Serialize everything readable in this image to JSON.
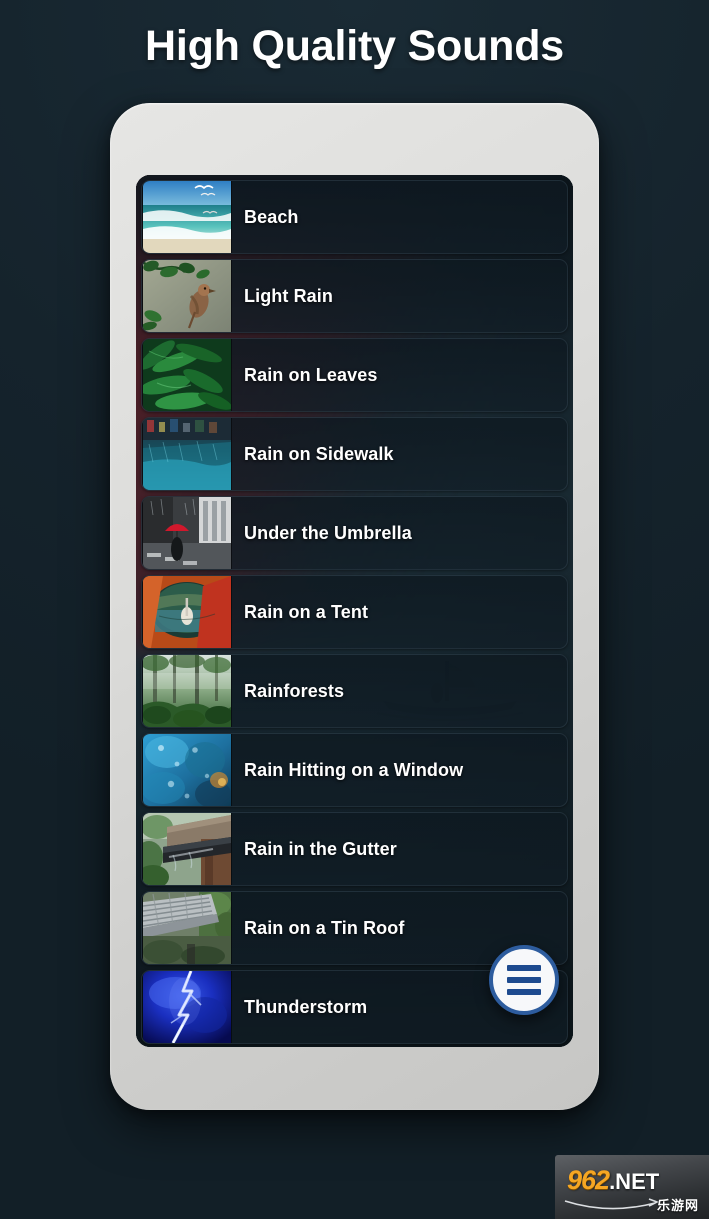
{
  "headline": "High Quality Sounds",
  "screen": {
    "fab": {
      "icon": "hamburger-menu-icon",
      "accent_color": "#2d5c9e",
      "background_color": "#f7f8fa"
    },
    "sounds": [
      {
        "label": "Beach",
        "thumb": "beach-thumbnail"
      },
      {
        "label": "Light Rain",
        "thumb": "light-rain-bird-thumbnail"
      },
      {
        "label": "Rain on Leaves",
        "thumb": "rain-on-leaves-thumbnail"
      },
      {
        "label": "Rain on Sidewalk",
        "thumb": "rain-on-sidewalk-thumbnail"
      },
      {
        "label": "Under the Umbrella",
        "thumb": "under-the-umbrella-thumbnail"
      },
      {
        "label": "Rain on a Tent",
        "thumb": "rain-on-a-tent-thumbnail"
      },
      {
        "label": "Rainforests",
        "thumb": "rainforests-thumbnail"
      },
      {
        "label": "Rain Hitting on a Window",
        "thumb": "rain-hitting-on-a-window-thumbnail"
      },
      {
        "label": "Rain in the Gutter",
        "thumb": "rain-in-the-gutter-thumbnail"
      },
      {
        "label": "Rain on a Tin Roof",
        "thumb": "rain-on-a-tin-roof-thumbnail"
      },
      {
        "label": "Thunderstorm",
        "thumb": "thunderstorm-thumbnail"
      }
    ]
  },
  "watermark": {
    "number": "962",
    "tld": ".NET",
    "chinese": "乐游网"
  },
  "colors": {
    "page_background": "#16242d",
    "headline": "#ffffff",
    "phone_frame": "#dcdcda",
    "row_background": "#101d25",
    "row_text": "#ffffff",
    "fab_ring": "#2d5c9e",
    "fab_bars": "#1d4a8f",
    "wallpaper_maroon": "#601e26",
    "wallpaper_teal": "#1b2d36"
  }
}
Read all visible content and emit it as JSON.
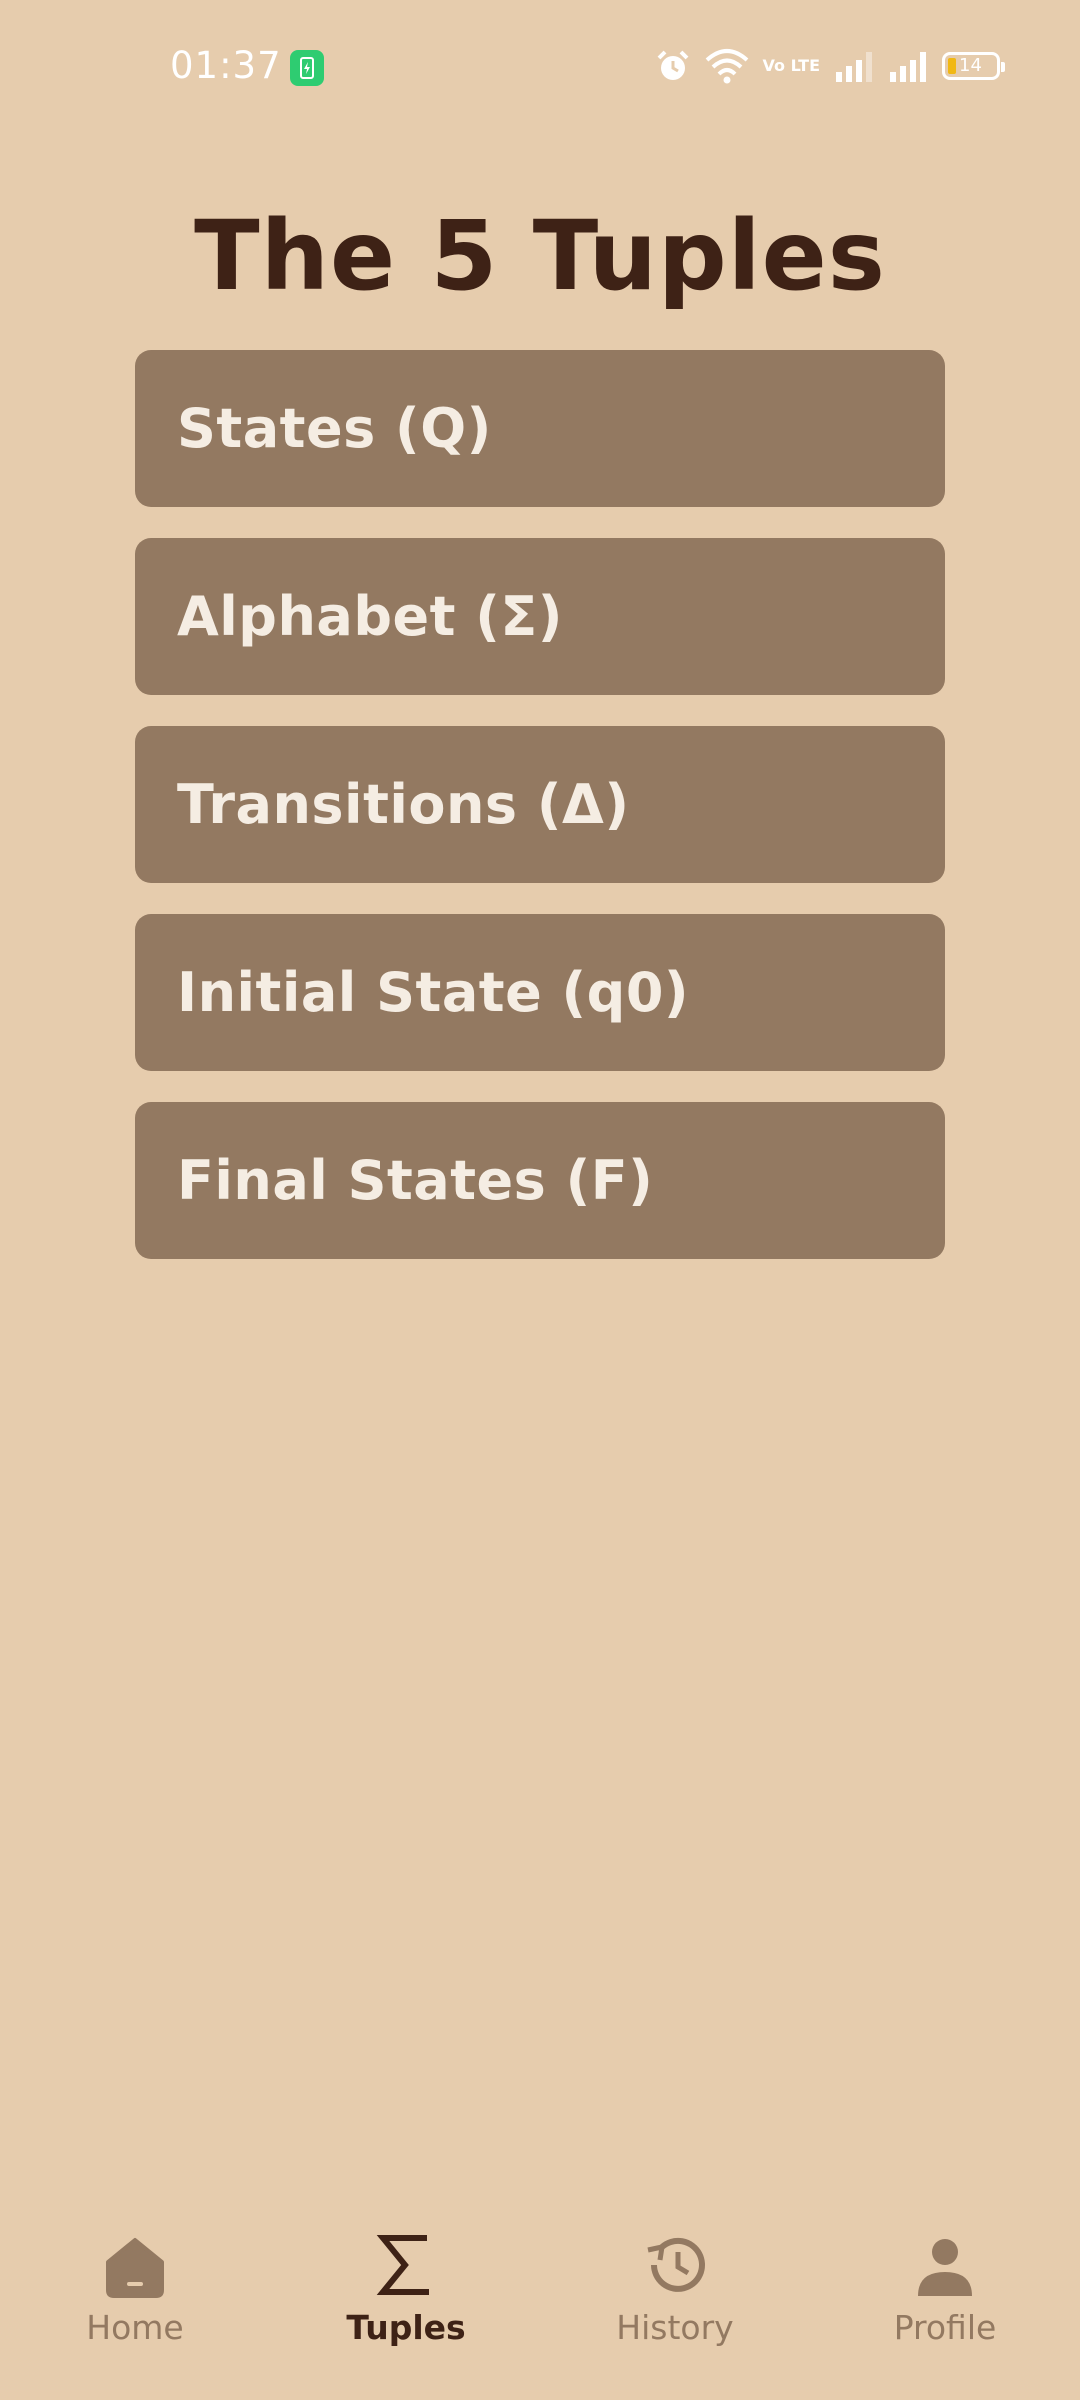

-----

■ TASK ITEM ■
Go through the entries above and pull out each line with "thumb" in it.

■ RESPONSE ■
        "thumb": "beach-thumbnail"
        "thumb": "light-rain-bird-thumbnail"
        "thumb": "rain-on-leaves-thumbnail"
        "thumb": "rain-on-sidewalk-thumbnail"
        "thumb": "under-the-umbrella-thumbnail"
        "thumb": "rain-on-a-tent-thumbnail"
        "thumb": "rainforests-thumbnail"
        "thumb": "rain-hitting-on-a-window-thumbnail"
        "thumb": "rain-in-the-gutter-thumbnail"
        "thumb": "rain-on-a-tin-roof-thumbnail"
        "thumb": "thunderstorm-thumbnail"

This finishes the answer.